All reported concerns to the VCU Helpline or direct to the ICO, or notice given to ICO staff, related to university activities and misconduct or wrongdoing are taken seriously. We appreciate very much the courage it takes to make a report about something you have experienced in your work environment, especially when reporting outside of your operational unit.
Did you know that only 1 in 20 individuals are motivated to report outside a company for financial reward? And, that the average number of times an internal whistleblower reports a concern is 3 times — usually prompted by wanting to improve the process or trying to get something right? We did!
And we know your trust is delicate and it is a privilege to be able to help anyone who believes wrongdoing has happened. That's why conducting a fair and transparent process that addresses reported concerns is critical. We are happy to answer any questions our university community members may have, any time. You can reach us at firstname.lastname@example.org.
Every concern is first assessed for merit. Meaning, the information shared is initially deemed credible and relates to university activities and personnel. Once a concern (allegation) is deemed to have merit, a preliminary vetting process is undertaken to determine what the issues are, where particular expertise in the university exists to further address or investigate, whether independence from routine management lines is needed, and provide assurances that units involved in addressing concerns are free from conflicts.
Most of the time, this process involves other departments at the university with the ICO maintaining a line of sight over the inquiry and investigation processes as they proceed. The preliminary vetting process occurs before a commitment to a formal investigation by the ICO is made.
Reporters (the individual coming forward with a good faith report of actual or suspected misconduct) will be communicated with as to what office will be addressing the concern and should expect to be informed periodically throughout the process. If you feel this is not happening, please let us know - we will look into it and follow-up with you. A notice messaging the close of investigation will be provided to reporting parties, and any participating witness who requests one.
Internal workplace investigations determine whether misconduct exists. They use a standard of proof called a preponderance of the evidence, incorporate credibility assessments of information and individuals and provide subjects of allegations notice and an opportunity to respond.

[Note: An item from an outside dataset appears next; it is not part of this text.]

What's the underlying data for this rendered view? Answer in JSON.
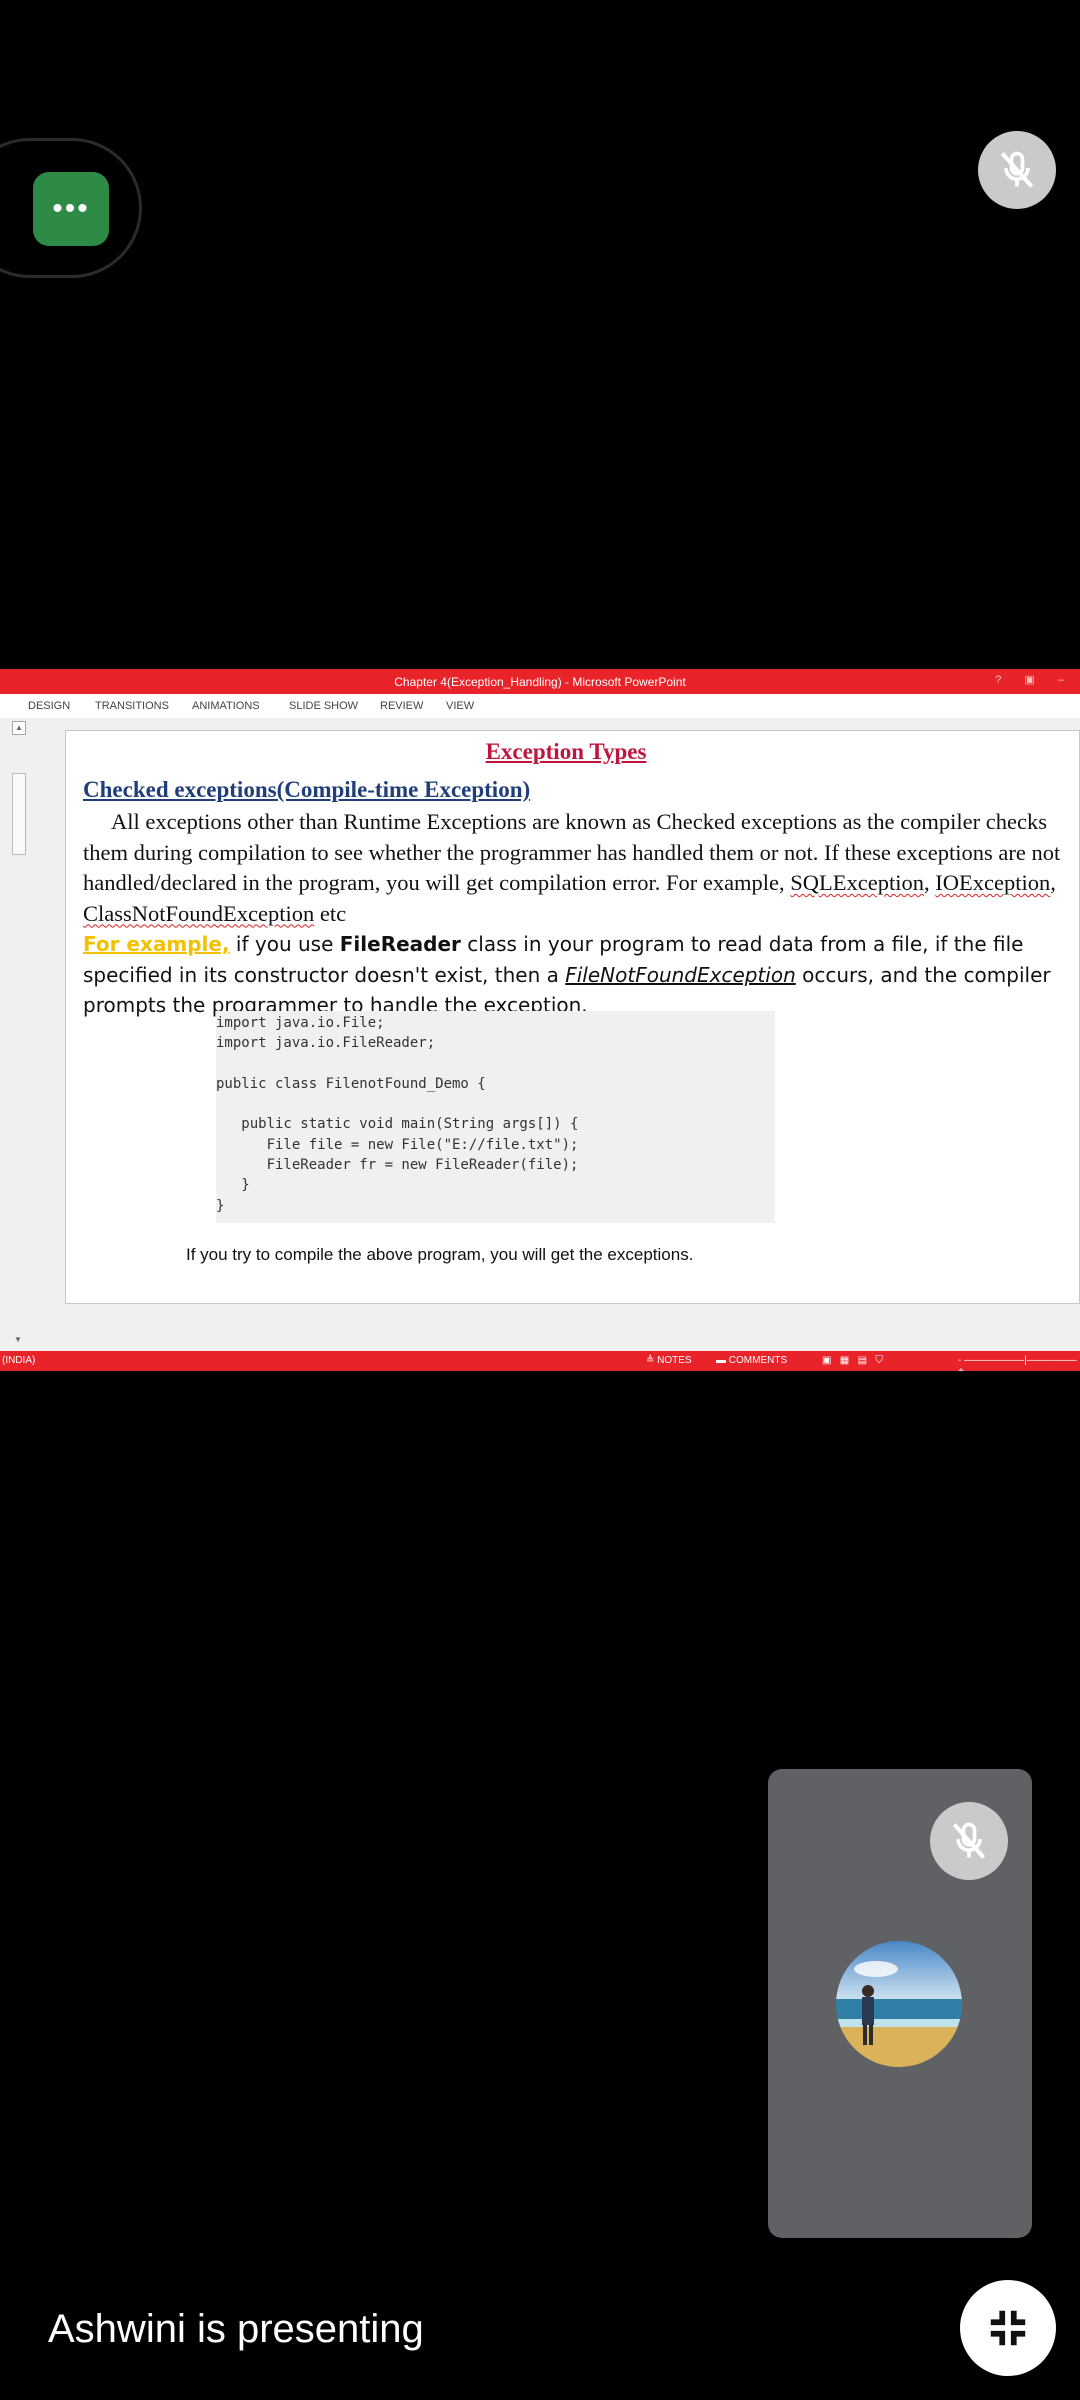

Misconduct is defined as failing to meeting university expectations defined as compliance with laws, regulations or universitywide polices and procedures. This includes the most commonly violated policy, Expectations of Ethical Conduct.
Corrective action aimed at preventing recurrence must be taken when misconduct exists. This responsibility and decision belongs to management or senior leadership in the subject's chain of command. Corrective, remedial or disciplinary actions taken are the decisions of management, based on established facts that support an inquiry or investigation's findings. At the conclusion of every investigation, a final determination is reached and conveyed to the appropriate senior leadership member(s).
By asking a question, raising a concern in good-faith or participating in a workplace investigation, you are following the Code of Conduct and doing the right thing. Retaliation (or threat of retaliation) is not tolerated.
Retaliation is any action or words taken against an employee who raised a question or concern in good-faith or participated in an investigation that would discourage a reasonable person from speaking up or sharing information about a concern. Examples include questioning employees about their participation in an investigation, unexplained and unwarranted changes in work assignments or job responsibilities, unjustified negative evaluations/references, demotion or dismissal, and increased scrutiny/oversight of work that is not related justifiably to performance management. Managers should be especially mindful of taking actions that may be perceived as retaliation. To learn more, please review the universitywide Duty to Report and Protection from Retaliation policy.
Crimes are reported to VCU Police and the Commonwealth’s Attorney Office.
Questions about this process may be directed to the University Chief Ethics & Compliance Officer at 828-2336.